=== RECORDS TO PROCESS ===
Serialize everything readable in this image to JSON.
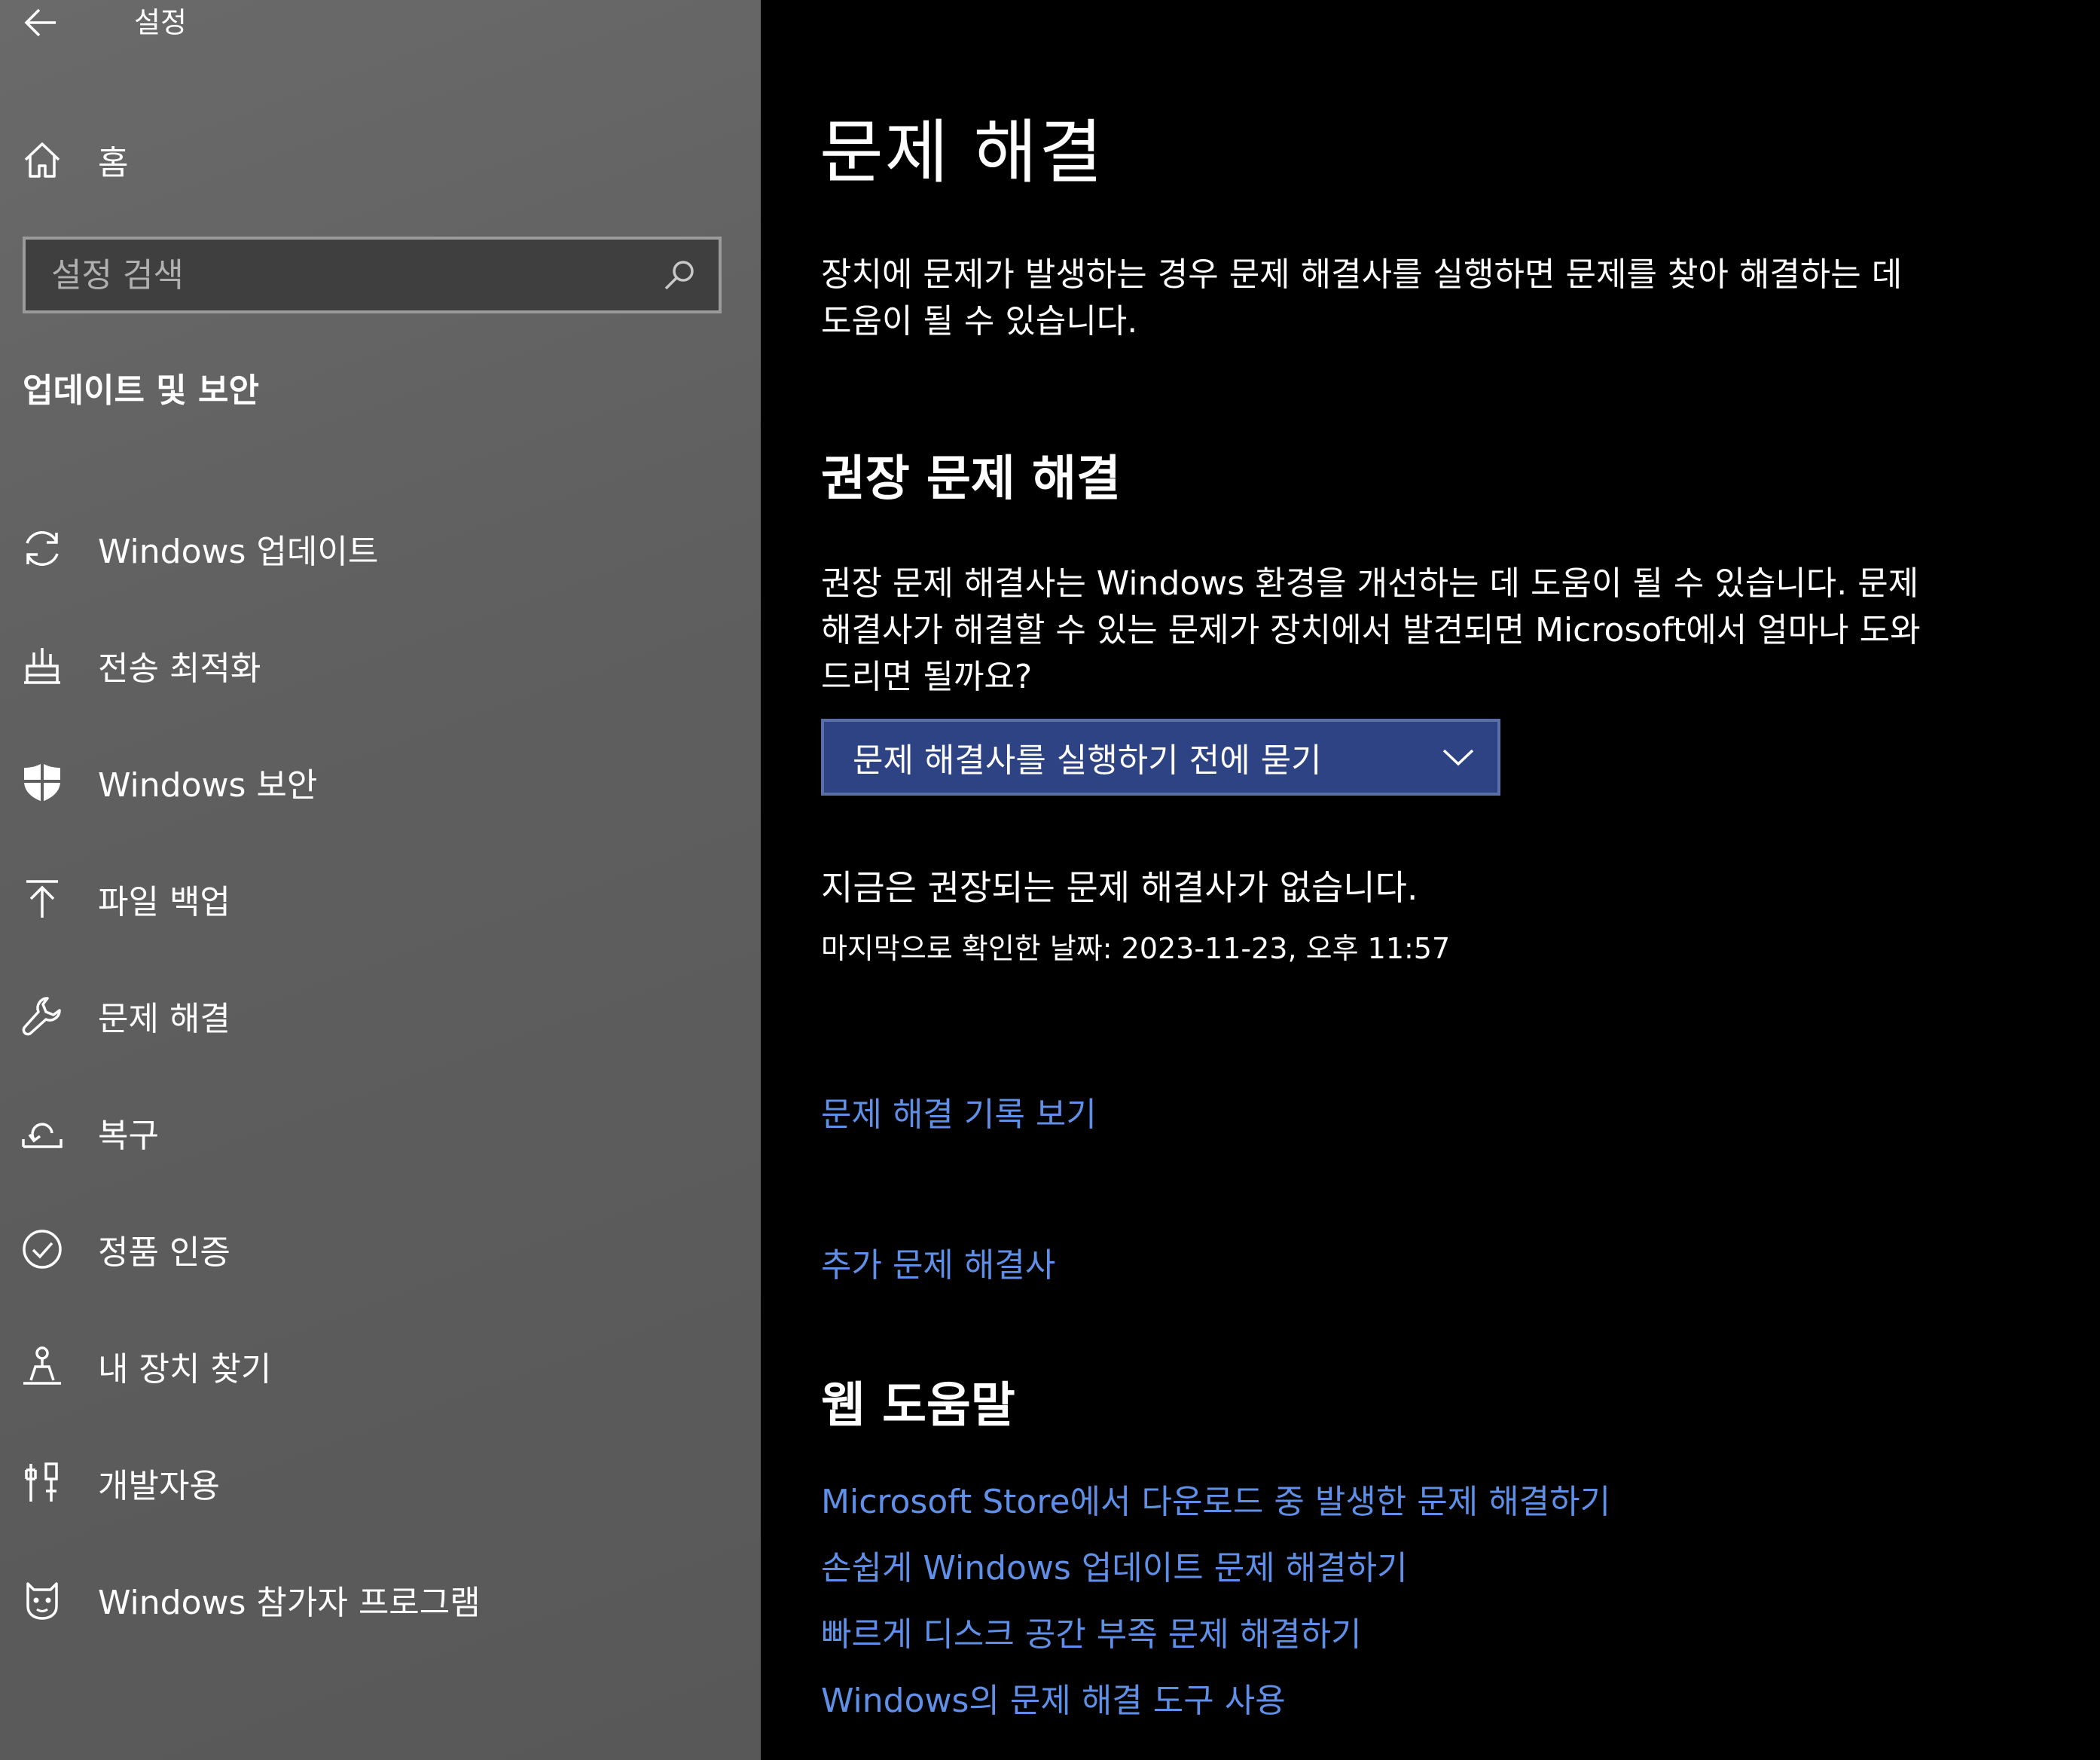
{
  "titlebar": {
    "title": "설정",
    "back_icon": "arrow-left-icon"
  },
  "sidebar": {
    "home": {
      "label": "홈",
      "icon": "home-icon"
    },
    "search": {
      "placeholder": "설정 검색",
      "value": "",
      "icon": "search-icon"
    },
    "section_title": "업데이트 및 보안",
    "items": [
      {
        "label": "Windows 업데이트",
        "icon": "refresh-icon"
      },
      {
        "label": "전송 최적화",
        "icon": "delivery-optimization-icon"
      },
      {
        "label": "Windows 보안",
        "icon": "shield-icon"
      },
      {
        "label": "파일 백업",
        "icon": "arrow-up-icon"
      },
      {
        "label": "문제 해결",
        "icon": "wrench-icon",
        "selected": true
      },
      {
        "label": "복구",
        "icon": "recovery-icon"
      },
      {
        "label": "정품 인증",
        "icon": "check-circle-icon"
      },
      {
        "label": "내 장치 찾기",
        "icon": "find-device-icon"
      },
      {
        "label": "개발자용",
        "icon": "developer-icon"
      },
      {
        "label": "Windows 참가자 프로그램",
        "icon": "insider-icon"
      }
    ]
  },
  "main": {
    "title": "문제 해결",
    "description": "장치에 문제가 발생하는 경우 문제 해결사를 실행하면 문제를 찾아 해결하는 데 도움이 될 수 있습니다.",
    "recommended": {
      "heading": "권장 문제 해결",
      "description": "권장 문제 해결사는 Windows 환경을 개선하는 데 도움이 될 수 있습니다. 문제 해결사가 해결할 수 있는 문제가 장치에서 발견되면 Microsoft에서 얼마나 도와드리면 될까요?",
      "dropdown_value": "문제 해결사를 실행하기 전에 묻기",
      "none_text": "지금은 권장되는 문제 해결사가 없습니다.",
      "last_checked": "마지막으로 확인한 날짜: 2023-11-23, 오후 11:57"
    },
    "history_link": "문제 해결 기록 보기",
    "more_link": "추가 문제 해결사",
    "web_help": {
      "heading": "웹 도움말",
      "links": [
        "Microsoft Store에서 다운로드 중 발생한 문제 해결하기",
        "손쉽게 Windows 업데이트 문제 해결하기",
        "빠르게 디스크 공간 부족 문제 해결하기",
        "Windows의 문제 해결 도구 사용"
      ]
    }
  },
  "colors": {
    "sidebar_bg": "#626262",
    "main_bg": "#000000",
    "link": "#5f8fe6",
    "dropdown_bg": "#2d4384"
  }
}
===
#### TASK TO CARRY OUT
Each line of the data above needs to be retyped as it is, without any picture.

#### TASK SOLUTION
Serialize everything readable in this image to JSON.
{
  "titlebar": {
    "title": "설정",
    "back_icon": "arrow-left-icon"
  },
  "sidebar": {
    "home": {
      "label": "홈",
      "icon": "home-icon"
    },
    "search": {
      "placeholder": "설정 검색",
      "value": "",
      "icon": "search-icon"
    },
    "section_title": "업데이트 및 보안",
    "items": [
      {
        "label": "Windows 업데이트",
        "icon": "refresh-icon"
      },
      {
        "label": "전송 최적화",
        "icon": "delivery-optimization-icon"
      },
      {
        "label": "Windows 보안",
        "icon": "shield-icon"
      },
      {
        "label": "파일 백업",
        "icon": "arrow-up-icon"
      },
      {
        "label": "문제 해결",
        "icon": "wrench-icon",
        "selected": true
      },
      {
        "label": "복구",
        "icon": "recovery-icon"
      },
      {
        "label": "정품 인증",
        "icon": "check-circle-icon"
      },
      {
        "label": "내 장치 찾기",
        "icon": "find-device-icon"
      },
      {
        "label": "개발자용",
        "icon": "developer-icon"
      },
      {
        "label": "Windows 참가자 프로그램",
        "icon": "insider-icon"
      }
    ]
  },
  "main": {
    "title": "문제 해결",
    "description": "장치에 문제가 발생하는 경우 문제 해결사를 실행하면 문제를 찾아 해결하는 데 도움이 될 수 있습니다.",
    "recommended": {
      "heading": "권장 문제 해결",
      "description": "권장 문제 해결사는 Windows 환경을 개선하는 데 도움이 될 수 있습니다. 문제 해결사가 해결할 수 있는 문제가 장치에서 발견되면 Microsoft에서 얼마나 도와드리면 될까요?",
      "dropdown_value": "문제 해결사를 실행하기 전에 묻기",
      "none_text": "지금은 권장되는 문제 해결사가 없습니다.",
      "last_checked": "마지막으로 확인한 날짜: 2023-11-23, 오후 11:57"
    },
    "history_link": "문제 해결 기록 보기",
    "more_link": "추가 문제 해결사",
    "web_help": {
      "heading": "웹 도움말",
      "links": [
        "Microsoft Store에서 다운로드 중 발생한 문제 해결하기",
        "손쉽게 Windows 업데이트 문제 해결하기",
        "빠르게 디스크 공간 부족 문제 해결하기",
        "Windows의 문제 해결 도구 사용"
      ]
    }
  },
  "colors": {
    "sidebar_bg": "#626262",
    "main_bg": "#000000",
    "link": "#5f8fe6",
    "dropdown_bg": "#2d4384"
  }
}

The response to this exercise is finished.